* [Aim of the task] Within the data below, find the string "Market" and return each line where it occurs.

* [Records for this task]
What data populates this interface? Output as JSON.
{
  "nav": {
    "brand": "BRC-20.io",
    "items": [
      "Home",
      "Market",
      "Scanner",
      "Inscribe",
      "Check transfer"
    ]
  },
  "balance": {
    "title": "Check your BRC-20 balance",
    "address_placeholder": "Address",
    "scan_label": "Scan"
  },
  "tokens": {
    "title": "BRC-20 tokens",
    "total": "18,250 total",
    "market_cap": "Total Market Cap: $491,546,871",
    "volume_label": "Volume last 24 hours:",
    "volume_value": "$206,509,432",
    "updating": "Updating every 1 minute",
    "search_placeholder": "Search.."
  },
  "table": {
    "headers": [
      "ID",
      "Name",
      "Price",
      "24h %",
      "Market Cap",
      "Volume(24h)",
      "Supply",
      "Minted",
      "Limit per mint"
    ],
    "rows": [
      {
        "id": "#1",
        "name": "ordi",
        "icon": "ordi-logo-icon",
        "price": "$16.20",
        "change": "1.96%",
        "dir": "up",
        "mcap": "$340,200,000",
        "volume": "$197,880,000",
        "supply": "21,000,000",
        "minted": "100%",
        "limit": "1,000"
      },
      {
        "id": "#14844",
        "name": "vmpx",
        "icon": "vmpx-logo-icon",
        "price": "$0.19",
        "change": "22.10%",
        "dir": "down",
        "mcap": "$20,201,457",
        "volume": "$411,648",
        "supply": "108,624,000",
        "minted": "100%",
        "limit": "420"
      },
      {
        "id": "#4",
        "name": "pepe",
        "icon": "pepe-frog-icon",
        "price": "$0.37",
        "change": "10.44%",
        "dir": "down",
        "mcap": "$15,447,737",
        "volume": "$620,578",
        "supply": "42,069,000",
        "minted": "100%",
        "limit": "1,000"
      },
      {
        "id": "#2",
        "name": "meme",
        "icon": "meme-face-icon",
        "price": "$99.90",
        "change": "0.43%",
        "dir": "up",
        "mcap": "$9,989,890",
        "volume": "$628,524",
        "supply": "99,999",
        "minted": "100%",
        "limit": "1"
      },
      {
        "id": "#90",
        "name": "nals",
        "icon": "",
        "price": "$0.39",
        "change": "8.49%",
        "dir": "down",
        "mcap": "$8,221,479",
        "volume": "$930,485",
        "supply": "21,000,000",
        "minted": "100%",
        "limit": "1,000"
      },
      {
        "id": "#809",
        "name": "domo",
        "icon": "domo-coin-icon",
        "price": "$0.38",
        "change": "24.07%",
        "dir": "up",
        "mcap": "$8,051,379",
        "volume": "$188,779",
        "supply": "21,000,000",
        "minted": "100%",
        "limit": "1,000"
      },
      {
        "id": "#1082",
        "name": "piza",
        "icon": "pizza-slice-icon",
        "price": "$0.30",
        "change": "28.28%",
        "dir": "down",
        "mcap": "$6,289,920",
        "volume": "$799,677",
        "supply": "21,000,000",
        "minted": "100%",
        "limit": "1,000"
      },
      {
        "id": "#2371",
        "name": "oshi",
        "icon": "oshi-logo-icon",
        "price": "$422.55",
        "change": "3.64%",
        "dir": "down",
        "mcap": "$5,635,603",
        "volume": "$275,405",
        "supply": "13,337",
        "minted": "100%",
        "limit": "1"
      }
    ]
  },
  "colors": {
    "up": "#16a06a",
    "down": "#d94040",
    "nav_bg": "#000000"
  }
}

* [Your solution]
      "Market",
    "market_cap": "Total Market Cap: $491,546,871",
      "Market Cap",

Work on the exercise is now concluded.